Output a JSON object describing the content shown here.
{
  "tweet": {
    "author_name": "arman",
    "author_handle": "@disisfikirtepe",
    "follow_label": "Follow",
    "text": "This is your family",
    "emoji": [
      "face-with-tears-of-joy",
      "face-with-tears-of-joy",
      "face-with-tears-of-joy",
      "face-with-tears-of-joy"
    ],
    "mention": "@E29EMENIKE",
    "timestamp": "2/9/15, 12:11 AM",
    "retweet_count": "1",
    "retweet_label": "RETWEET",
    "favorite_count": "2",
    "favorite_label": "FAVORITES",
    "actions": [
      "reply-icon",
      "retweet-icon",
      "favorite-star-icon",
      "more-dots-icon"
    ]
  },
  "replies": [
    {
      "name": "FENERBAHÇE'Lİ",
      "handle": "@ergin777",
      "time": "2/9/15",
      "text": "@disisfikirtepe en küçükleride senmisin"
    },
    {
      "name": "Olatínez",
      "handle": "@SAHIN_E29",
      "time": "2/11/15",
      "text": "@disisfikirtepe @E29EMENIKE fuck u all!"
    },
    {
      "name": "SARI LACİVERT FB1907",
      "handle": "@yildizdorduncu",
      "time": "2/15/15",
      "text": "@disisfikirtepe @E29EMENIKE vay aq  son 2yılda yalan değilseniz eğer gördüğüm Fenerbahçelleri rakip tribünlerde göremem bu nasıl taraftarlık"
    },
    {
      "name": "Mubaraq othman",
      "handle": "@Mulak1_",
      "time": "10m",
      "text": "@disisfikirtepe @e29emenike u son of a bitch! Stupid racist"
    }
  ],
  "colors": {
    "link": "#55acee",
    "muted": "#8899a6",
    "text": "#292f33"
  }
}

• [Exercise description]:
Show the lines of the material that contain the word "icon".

• [Exercise answer]:
      "reply-icon",
      "retweet-icon",
      "favorite-star-icon",
      "more-dots-icon"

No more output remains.